As for Sockeye, they are probably happy that the focus is not on them. Here's a team only two years removed from the Championship, with a still stacked roster, and it seems no one is talking about them. Last year they had the challenge of gearing up for the "triple peak" between Dream Cup, Worlds, and Nationals. This year they were able to focus their mental energy and training on a single goal. Sources say Sockeye's year began with some turmoil over personnel but that has smoothed out over time and they know as well as anyone that the only games that matter in a season are the ones in October. This is also the last year that the 1993 NOMS middle school all-stars will be playing together as CK has moved to Atlanta and looks to be playing with Chain next year. I'm curious to see the role CK is playing without being a regular at practices. It sounds like Sockeye may be employing more vert stack as well and I'd love to see how they are running it. Like most people I expect to see Chain and Revolver in the finals but it wouldn't be wise for any of these teams to sleep on the Fish.

Mixed, Masters, and Women's post to follow.

Watch Nationals coverage at UltiVillage!


Martin said...

Kyle, I'm interested in hearing your opinion on which teams have realistic chances at semis this year. Do you feel like we can pencil in the four 1-seeds for the first time since . . . I can remember?

History shows that a power pool game determines an important quarters matchup of two 1-seeds, and idea which matchup that will be this year?

Bravo #17 said...

I believe Sockeye won their prequarters game in 2004 (not 2003). Also, Bravo won their prequarters game last year and then advanced to semifinals after a grueling 15-14 victory over Sockeye.

Kyle Weisbrod said...

I couldn't pencil anything in. I know what I'll be looking for but right now all I've got to go on are rosters, results, and watching about 1 1/2 games.

I think you can pencil those four in to the quarters but beyond that it's difficult. It only takes a team getting hot for one game at the right time to knock a team out of semis.

I'll edit my mistakes - of course Bravo went through preqs last year. Not sure how I could forget that.

Kyle Weisbrod said...

Also, it really is too bad that the only people that can write truly informed opinions about predictions around nationals are players on the teams going to Nationals that have seen a large number of the teams play at multiple tournaments. And even then their perspective is limited to pretty much games they were playing in.

Is there any non-player who has been to more than one of Chesapeake, ECC, Labor Day, Boston Invite, and Colorado Cup?

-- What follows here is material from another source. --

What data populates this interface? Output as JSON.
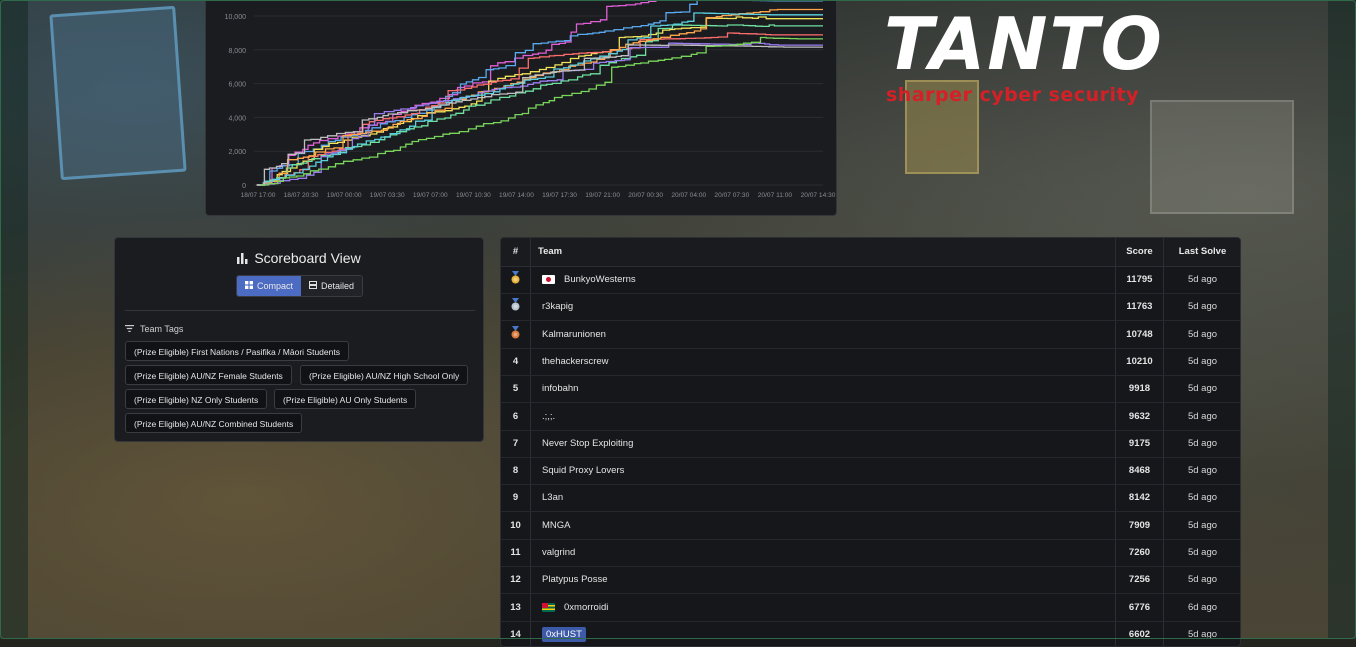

del said...

The hype behind Doublewide can largely be attributed to the possibility of Kurt Gibson playing with them. It seems he's definitely out for the season though? I have no real idea but I thought I read that.

Bravo #17 said...

The only people I can think of that would be traveling to multiple tournaments to watch (and not play) would be photographers, coaches, girlfriends/spouses and parents/children. Out of this small group, few are in a position to comment on the game.

Martin said...

Last team to win a title without having played in the finals previously is Sockeye. That includes Jam's run last year. So signs would point to an Ironside victory this year . . . right?

Patrick Mooney said...

My mom went to ECC and boston invite. However her recaps about teams might be a bit weak, she's still trying to figure out the self refereeing and how you score.

Bravo #17 said...

My parents used to go to college tournaments as a way to "visit the kids." They came to watch ECC this year, they'll be at nationals.

They understand the game, but don't know yet how to see what the defense is trying to do beyond "it's a zone" or "forcing flick." I'm trying to teach them the more subtle parts of the game. They do recognize the good teams and when a team is playing well. I don't believe their insight would be that helpful, however.

Martin, JAM won last year having lost in the semis the year before. Sockeye/Bravo were in the 2007 finals.